From: Kathryn Hansen, NASA’s Earth Science News Team, NASA’s Goddard Space Flight Center
Video conference between IceBridge scientists in Punta Arenas, Chile, and reporters in Santiago. Credit: NASA/Sarah DeWitt
PUNTA ARENAS, Chile — In a perfect world, IceBridge researchers would make science flights over Antarctica almost every day and return home with a check next to every high-priority science flight. The 2009 campaign — the first year IceBridge made flights over Antarctica — was just about perfect. But that’s a rarity in Antarctic research where whether and unanticipated aircraft maintenance can ground flights.
During days on the ground, however, researchers keep busy. On Monday, Nov. 15, IceBridge scientists gathered at Universidad de Magallanes in Punta Arenas, Chile, to answer questions from local reporters and from reporters in Santiago via live video feed (video below).
Video credit: NASA/Michelle Williams
Missed it? Get a replay of the teleconference until Nov. 29 by calling:
From Sarah DeWitt, NASA’s Goddard Space Flight Center
November 7, 2010
Dave Jordan (NASA ARC), Kyle Krabill (NASA WFF) and Matt Beckley (NASA GSFC) affix a GPS antenna to a pick-up truck for the three-hour Operation IceBridge car survey. Credit: Sarah DeWitt, NASA GSFC.
PUNTA ARENAS, Chile — Today marks the end of Daylight Savings Time in the United States, but the clocks remain unchanged in Punta Arenas. Just 18 hours after setting foot on Chilean soil, I was packing my bag at 5:30 this morning for a DC-8 flight over Pine Island Glacier. I thought that was an exceptionally appropriate first foray into the IceBridge mission, considering that Pine Island is one of the few Antarctic features I know quite well.
Alas, the IceBridge team and I will keep our feet on the ground for at least a few more days while we wait for a replacement airplane part to be delivered from California. The news came over breakfast as the team prepared to fly for a fourth day in a row – a welcome stroke of good luck now put on temporary hold. While the DC-8 team hustled to get the part shipped on the next available plane from L.A., others shifted their focus from the air to the ground.

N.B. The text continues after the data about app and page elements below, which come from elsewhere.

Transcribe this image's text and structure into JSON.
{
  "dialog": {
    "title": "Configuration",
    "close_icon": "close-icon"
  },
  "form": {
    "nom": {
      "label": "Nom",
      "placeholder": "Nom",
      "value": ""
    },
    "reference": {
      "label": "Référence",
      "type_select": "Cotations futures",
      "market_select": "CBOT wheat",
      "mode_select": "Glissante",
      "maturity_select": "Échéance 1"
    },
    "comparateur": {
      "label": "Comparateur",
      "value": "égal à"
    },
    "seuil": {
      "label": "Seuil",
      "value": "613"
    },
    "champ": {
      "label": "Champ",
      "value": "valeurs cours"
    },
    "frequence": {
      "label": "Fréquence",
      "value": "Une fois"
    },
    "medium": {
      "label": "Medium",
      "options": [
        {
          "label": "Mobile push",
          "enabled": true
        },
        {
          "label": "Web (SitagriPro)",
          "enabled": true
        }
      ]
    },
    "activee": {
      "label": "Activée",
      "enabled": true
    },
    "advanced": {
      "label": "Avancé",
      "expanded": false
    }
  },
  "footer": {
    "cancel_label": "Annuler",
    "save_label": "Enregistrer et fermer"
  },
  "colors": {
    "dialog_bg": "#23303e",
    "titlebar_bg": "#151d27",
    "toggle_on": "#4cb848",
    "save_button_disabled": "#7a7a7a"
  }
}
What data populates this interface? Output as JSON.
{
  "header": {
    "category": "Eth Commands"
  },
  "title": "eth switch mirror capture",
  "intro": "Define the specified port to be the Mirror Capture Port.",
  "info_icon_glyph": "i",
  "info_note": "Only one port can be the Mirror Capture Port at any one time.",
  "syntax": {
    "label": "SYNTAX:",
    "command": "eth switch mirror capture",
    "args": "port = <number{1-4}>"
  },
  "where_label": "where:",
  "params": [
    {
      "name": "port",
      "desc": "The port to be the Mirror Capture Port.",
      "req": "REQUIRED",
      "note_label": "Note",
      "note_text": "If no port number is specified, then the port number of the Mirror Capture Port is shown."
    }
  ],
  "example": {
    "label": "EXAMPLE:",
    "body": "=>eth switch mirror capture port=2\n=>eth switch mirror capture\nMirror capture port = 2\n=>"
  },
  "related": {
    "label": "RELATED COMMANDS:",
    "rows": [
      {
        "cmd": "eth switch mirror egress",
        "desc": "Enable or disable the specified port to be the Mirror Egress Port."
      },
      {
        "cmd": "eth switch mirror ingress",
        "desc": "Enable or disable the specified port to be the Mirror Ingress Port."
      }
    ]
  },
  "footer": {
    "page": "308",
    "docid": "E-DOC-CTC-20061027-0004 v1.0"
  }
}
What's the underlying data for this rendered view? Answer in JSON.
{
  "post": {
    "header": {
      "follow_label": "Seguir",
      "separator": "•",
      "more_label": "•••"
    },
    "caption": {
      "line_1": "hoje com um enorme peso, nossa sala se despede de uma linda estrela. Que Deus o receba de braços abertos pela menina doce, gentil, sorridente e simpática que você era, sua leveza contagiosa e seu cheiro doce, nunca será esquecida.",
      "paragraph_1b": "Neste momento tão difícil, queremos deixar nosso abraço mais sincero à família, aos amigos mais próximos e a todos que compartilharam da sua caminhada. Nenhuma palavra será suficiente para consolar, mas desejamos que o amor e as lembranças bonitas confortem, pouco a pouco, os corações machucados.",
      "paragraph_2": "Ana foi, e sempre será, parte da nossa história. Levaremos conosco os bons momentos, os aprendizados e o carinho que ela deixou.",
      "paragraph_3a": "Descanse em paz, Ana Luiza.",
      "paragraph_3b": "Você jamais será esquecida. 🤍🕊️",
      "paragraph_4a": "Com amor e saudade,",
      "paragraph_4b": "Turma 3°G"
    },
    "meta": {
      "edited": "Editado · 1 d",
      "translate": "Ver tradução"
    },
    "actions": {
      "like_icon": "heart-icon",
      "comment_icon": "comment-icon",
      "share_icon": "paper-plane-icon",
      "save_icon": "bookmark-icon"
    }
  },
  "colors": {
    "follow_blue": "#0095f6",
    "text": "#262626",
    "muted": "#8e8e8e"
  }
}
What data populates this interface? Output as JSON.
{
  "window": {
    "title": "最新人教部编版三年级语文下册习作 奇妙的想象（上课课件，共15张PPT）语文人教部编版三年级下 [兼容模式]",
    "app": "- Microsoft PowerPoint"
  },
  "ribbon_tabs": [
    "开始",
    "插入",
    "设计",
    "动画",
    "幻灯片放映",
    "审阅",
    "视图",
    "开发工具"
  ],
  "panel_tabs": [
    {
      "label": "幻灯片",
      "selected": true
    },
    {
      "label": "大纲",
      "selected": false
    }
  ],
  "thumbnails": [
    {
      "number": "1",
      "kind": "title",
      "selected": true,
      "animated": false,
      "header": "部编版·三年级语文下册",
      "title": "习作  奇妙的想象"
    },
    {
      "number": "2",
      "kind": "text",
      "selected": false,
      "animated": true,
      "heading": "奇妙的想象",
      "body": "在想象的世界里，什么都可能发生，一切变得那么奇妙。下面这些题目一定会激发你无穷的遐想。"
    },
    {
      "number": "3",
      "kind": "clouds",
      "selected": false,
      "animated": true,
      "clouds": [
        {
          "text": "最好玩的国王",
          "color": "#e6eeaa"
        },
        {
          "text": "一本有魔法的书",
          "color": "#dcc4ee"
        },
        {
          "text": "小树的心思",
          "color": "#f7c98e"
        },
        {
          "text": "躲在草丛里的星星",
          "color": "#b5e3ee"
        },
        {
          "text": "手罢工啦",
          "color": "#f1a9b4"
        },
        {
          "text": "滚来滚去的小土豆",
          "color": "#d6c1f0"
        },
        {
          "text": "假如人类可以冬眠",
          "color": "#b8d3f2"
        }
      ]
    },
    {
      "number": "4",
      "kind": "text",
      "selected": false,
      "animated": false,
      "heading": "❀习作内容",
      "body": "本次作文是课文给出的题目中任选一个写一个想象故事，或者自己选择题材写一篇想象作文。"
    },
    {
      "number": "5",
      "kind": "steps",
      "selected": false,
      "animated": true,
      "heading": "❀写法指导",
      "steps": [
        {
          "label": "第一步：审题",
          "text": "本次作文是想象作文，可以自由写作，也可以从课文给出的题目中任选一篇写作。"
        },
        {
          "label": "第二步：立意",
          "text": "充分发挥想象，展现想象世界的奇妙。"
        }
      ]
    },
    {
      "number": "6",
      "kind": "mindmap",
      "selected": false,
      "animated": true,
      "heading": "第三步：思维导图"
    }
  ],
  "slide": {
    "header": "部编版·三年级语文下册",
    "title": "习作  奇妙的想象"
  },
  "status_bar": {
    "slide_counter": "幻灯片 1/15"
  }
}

The ground calibration team is really just one person – Kyle Krabill, engineer at NASA’s Wallops Flight Facility. This morning Kyle took advantage of the DC-8 downtime and set out to create a topographic map of the airport ramp. This type of map is called a “car survey” because it involves a three-hour journey criss-crossing the rectangular speck of pavement at a maximum speed of 5 miles per hour. The entire area is only about 200,000 square meters, but it varies in elevation by a factor of about one meter. An accurate elevation map of the ramp is critical for calibrating IceBridge’s airborne instruments. Kyle’s goal is an elevation map with centimeter precision.
He starts his car survey by attaching a GPS antenna to the top of a car. He carefully arranges all of the equipment and passengers before the survey begins, because even a slight difference in weight can affect the measurement. Would-be passengers must commit to the three-hour road trip or be relegated to watch from the sidelines.